2019 Uninsured Rates By County
|County||% All||Number||% Low income||Number|
Oconee County, in northeastern Georgia, had the lowest overall rate of uninsured residents in the state at 9.9%. For the low-income, 18-64 demographic the percentage jumped to 41.1.
Southeastern Atkinson County had the highest overall percentage of uninsured residents at 23.8%. For the low-income, working age demographic, 44.1% are uninsured.
Joan, a Powder Springs resident, lost her health insurance when the grant funding her position at Morehouse College ended. She couldn’t afford the costly monthly premiums for COBRA. In her former job, she was part of a program working to provide funding for health services to the public.
“I’m one of those families now,” she said of losing access to her doctors and prescriptions.
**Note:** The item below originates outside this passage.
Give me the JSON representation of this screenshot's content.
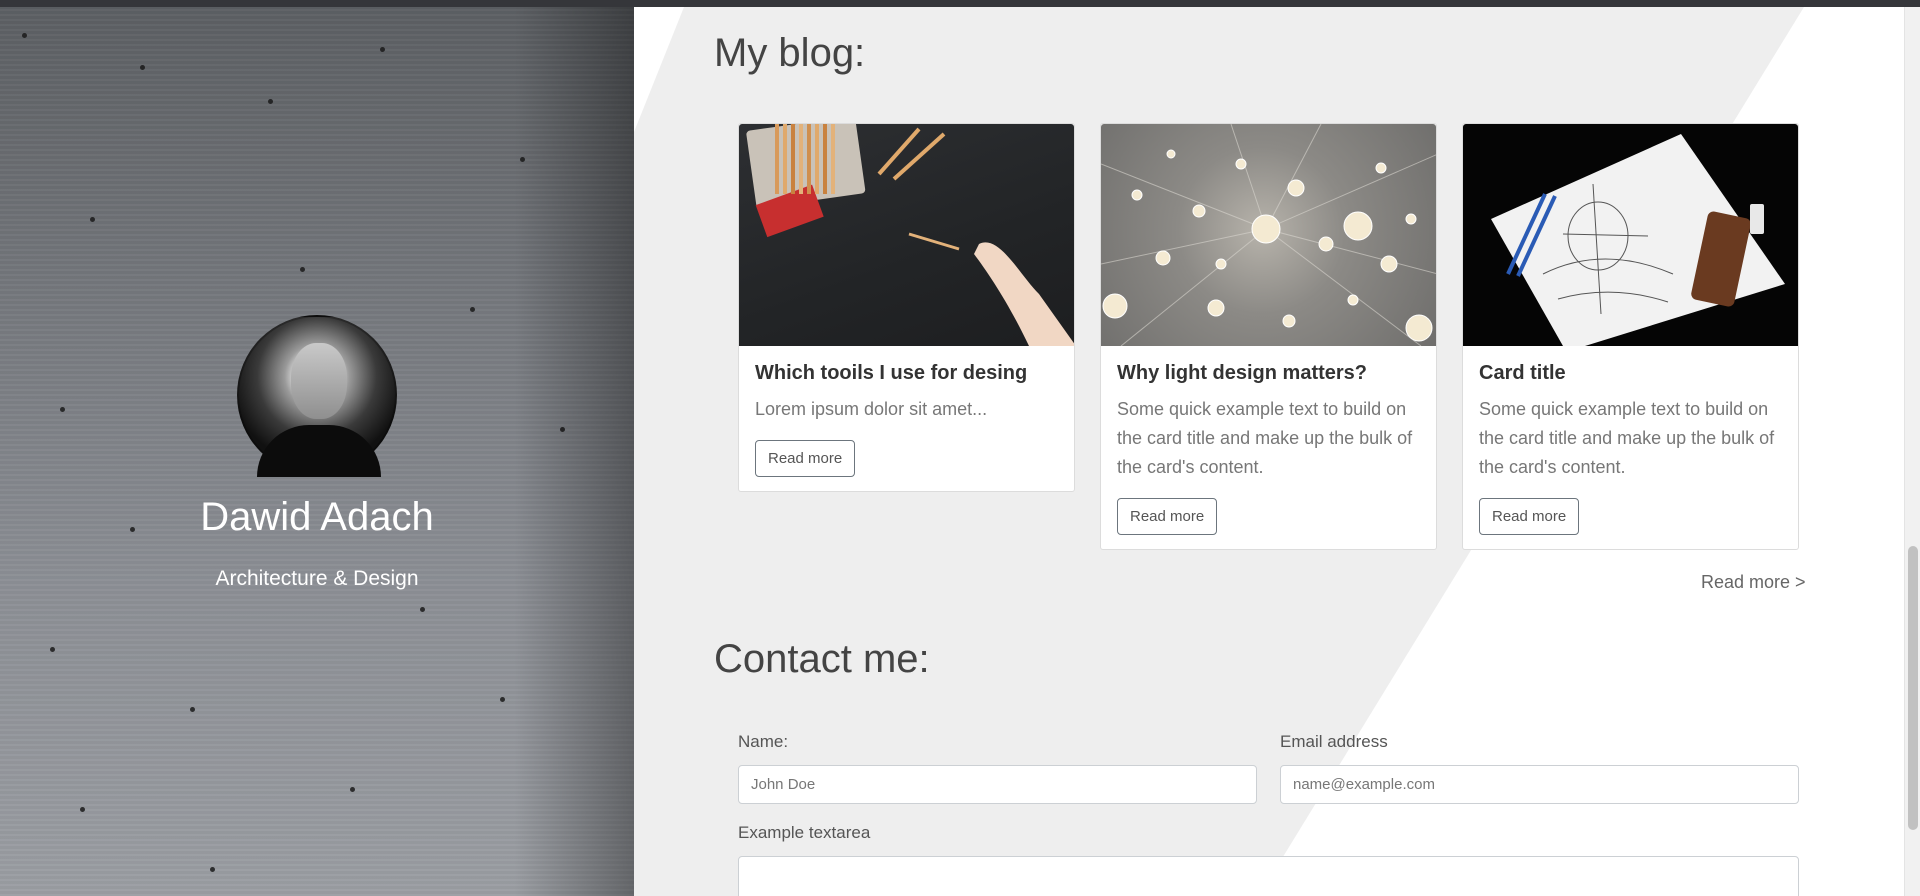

She told the Courier that she has been job hunting for a year. Joan has even expanded her search beyond her industry in her desperation to get insurance. Bills are coming in for a two-week hospitalization, but like Johnson, she got no response to her hospital application for financial assistance. Nor can she afford a marketplace plan.
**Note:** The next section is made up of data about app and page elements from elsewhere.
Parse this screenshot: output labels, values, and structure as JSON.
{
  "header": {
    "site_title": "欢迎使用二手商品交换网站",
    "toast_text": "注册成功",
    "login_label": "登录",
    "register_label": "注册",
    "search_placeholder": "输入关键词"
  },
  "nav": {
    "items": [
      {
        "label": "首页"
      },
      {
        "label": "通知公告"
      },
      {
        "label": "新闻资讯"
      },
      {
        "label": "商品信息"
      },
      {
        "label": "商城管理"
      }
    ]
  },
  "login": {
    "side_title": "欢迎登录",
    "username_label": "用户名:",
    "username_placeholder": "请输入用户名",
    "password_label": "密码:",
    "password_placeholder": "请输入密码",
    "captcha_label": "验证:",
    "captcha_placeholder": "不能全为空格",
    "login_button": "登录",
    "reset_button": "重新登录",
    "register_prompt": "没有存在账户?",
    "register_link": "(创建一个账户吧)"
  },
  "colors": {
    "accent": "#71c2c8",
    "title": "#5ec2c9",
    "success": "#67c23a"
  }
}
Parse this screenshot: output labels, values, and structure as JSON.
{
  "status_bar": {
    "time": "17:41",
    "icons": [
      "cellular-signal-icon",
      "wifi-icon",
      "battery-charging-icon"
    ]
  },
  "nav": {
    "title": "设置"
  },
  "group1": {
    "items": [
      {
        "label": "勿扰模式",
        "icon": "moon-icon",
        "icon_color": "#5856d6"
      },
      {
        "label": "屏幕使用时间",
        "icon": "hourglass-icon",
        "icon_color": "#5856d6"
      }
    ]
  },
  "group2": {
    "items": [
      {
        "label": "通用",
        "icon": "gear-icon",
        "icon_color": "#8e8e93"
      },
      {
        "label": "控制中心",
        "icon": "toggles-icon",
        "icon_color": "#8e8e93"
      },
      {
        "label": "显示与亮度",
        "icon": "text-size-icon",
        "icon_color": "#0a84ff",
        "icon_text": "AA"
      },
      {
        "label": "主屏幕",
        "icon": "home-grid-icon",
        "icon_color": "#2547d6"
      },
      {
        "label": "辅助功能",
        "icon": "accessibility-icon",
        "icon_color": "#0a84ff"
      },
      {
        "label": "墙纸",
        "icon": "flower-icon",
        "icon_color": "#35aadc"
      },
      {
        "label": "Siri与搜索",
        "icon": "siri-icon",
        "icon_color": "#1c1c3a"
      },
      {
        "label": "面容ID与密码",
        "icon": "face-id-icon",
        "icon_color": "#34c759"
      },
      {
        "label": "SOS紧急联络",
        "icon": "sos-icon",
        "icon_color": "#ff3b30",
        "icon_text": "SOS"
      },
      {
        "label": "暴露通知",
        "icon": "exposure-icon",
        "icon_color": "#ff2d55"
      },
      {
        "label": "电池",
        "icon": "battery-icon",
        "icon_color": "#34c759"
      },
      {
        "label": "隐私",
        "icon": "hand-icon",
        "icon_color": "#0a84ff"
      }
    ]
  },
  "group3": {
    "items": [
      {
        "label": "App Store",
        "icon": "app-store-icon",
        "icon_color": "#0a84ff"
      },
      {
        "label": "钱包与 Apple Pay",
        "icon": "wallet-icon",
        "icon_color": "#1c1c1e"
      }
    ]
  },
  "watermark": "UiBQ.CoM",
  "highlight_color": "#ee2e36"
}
“I’d like Georgia to receive federal funding for people like me,” Joan said. “I’m a contributing citizen still in the community.”
Georgia is one of 12 states that has not adopted Medicaid expansion through the Affordable Care Act. Instead, Gov. Brian Kemp rolled out a limited expansion plan called Georgia Pathways, a waiver program with a work, school or volunteer requirement. People up to 100% of the poverty line would be eligible.
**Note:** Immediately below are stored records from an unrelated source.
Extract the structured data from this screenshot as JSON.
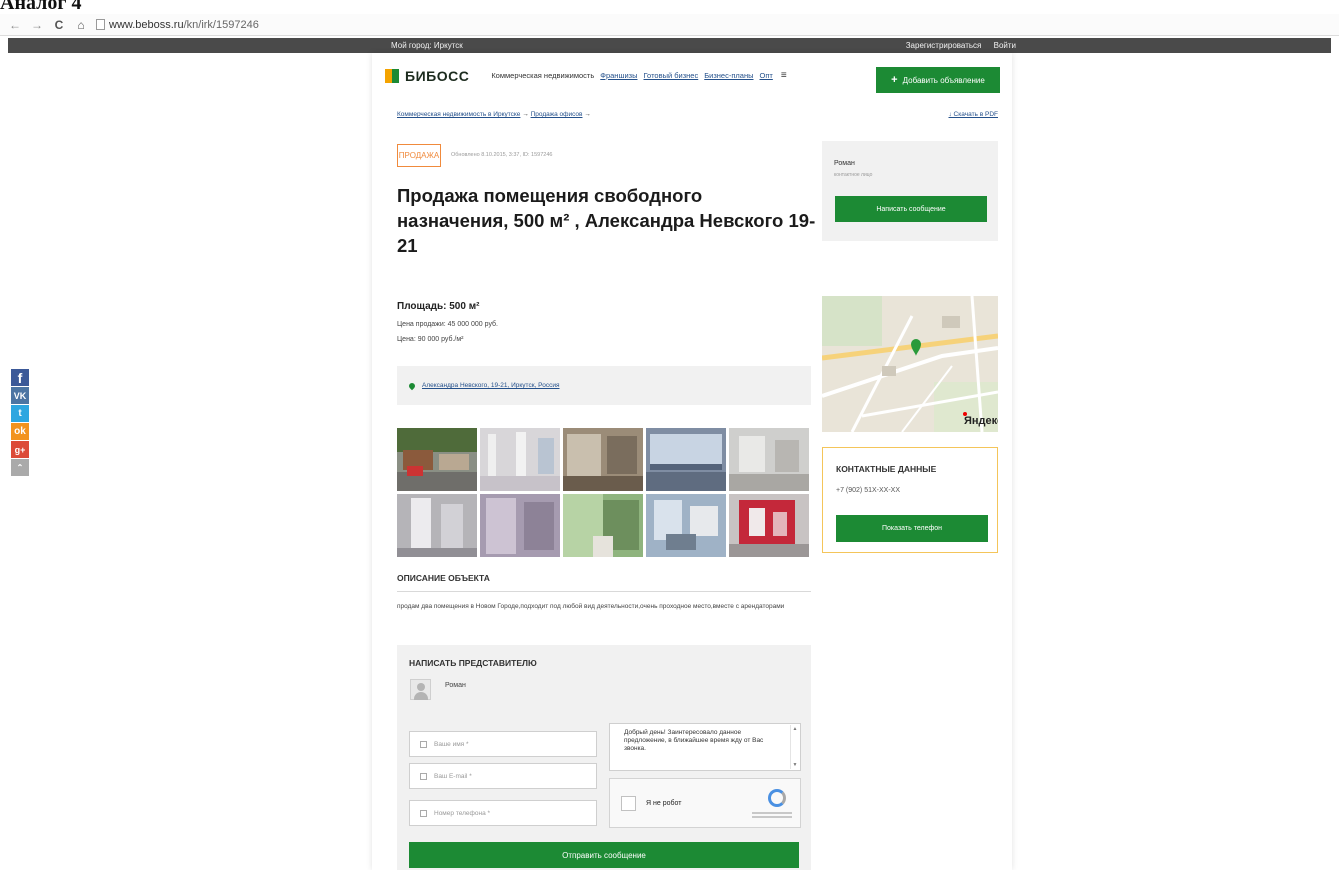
{
  "document": {
    "caption": "Аналог 4"
  },
  "browser": {
    "url_domain": "www.beboss.ru",
    "url_path": "/kn/irk/1597246"
  },
  "site_strip": {
    "city": "Мой город: Иркутск",
    "register": "Зарегистрироваться",
    "login": "Войти"
  },
  "header": {
    "logo": "БИБОСС",
    "nav": [
      "Коммерческая недвижимость",
      "Франшизы",
      "Готовый бизнес",
      "Бизнес-планы",
      "Опт"
    ],
    "add_button": "Добавить объявление"
  },
  "breadcrumbs": [
    "Коммерческая недвижимость в Иркутске",
    "Продажа офисов"
  ],
  "pdf_link": "↓ Скачать в PDF",
  "listing": {
    "badge": "ПРОДАЖА",
    "meta": "Обновлено 8.10.2015, 3:37, ID: 1597246",
    "title": "Продажа помещения свободного назначения, 500 м² , Александра Невского 19-21",
    "area": "Площадь: 500 м²",
    "price": "Цена продажи: 45 000 000 руб.",
    "price_per_m2": "Цена: 90 000 руб./м²",
    "address": "Александра Невского, 19-21, Иркутск, Россия"
  },
  "description": {
    "title": "ОПИСАНИЕ ОБЪЕКТА",
    "text": "продам два помещения в Новом Городе,подходит под любой вид деятельности,очень проходное место,вместе с арендаторами"
  },
  "contact_form": {
    "title": "НАПИСАТЬ ПРЕДСТАВИТЕЛЮ",
    "rep_name": "Роман",
    "name_placeholder": "Ваше имя *",
    "email_placeholder": "Ваш E-mail *",
    "phone_placeholder": "Номер телефона *",
    "message": "Добрый день! Заинтересовало данное предложение, в ближайшее время жду от Вас звонка.",
    "captcha_label": "Я не робот",
    "send_button": "Отправить сообщение"
  },
  "seller": {
    "name": "Роман",
    "role": "контактное лицо",
    "write_button": "Написать сообщение"
  },
  "map": {
    "provider": "Яндекс"
  },
  "contacts": {
    "title": "КОНТАКТНЫЕ ДАННЫЕ",
    "phone": "+7 (902) 51X-XX-XX",
    "show_phone_button": "Показать телефон"
  },
  "social": [
    "facebook-icon",
    "vk-icon",
    "twitter-icon",
    "odnoklassniki-icon",
    "google-plus-icon",
    "scroll-up-icon"
  ],
  "colors": {
    "brand_green": "#1c8a34",
    "sale_orange": "#f08a3c",
    "link_blue": "#24508b",
    "contacts_border": "#f4c55a"
  }
}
People living up to 137% of the poverty line would be able to apply for the second waiver option under Georgia Pathways, which would establish an alternative to healthcare.gov and feature “reinsurance.”
The plan is still under federal review due to the work requirements, delaying the rollout.
According to KFF, a nonprofit focused on national health issues, three out of four people that fall in the coverage gap are in four states: Georgia, Texas, Florida and North Carolina. Despite having a low income, “nearly two-thirds of people in the coverage gap are in a family with a worker, and half are working themselves.” They are also disproportionately people of color.
Since the implementation of the ACA in 2010, uninsured rates have decreased at the state and county level. Additional provisions of the ACA, such as the health insurance marketplaces took effect in 2013.
Uninsured Rates Since 2009
Everyone can explore the data using the SAHIE interactive map here.
Rebecca Gaunt earned a degree in journalism from the University of Georgia and a master’s degree in education from Oglethorpe University. After teaching elementary school for several years, she returned to writing. She lives in Marietta with her husband, son, two cats, and a dog. In her spare time, she loves to read, binge Netflix and travel.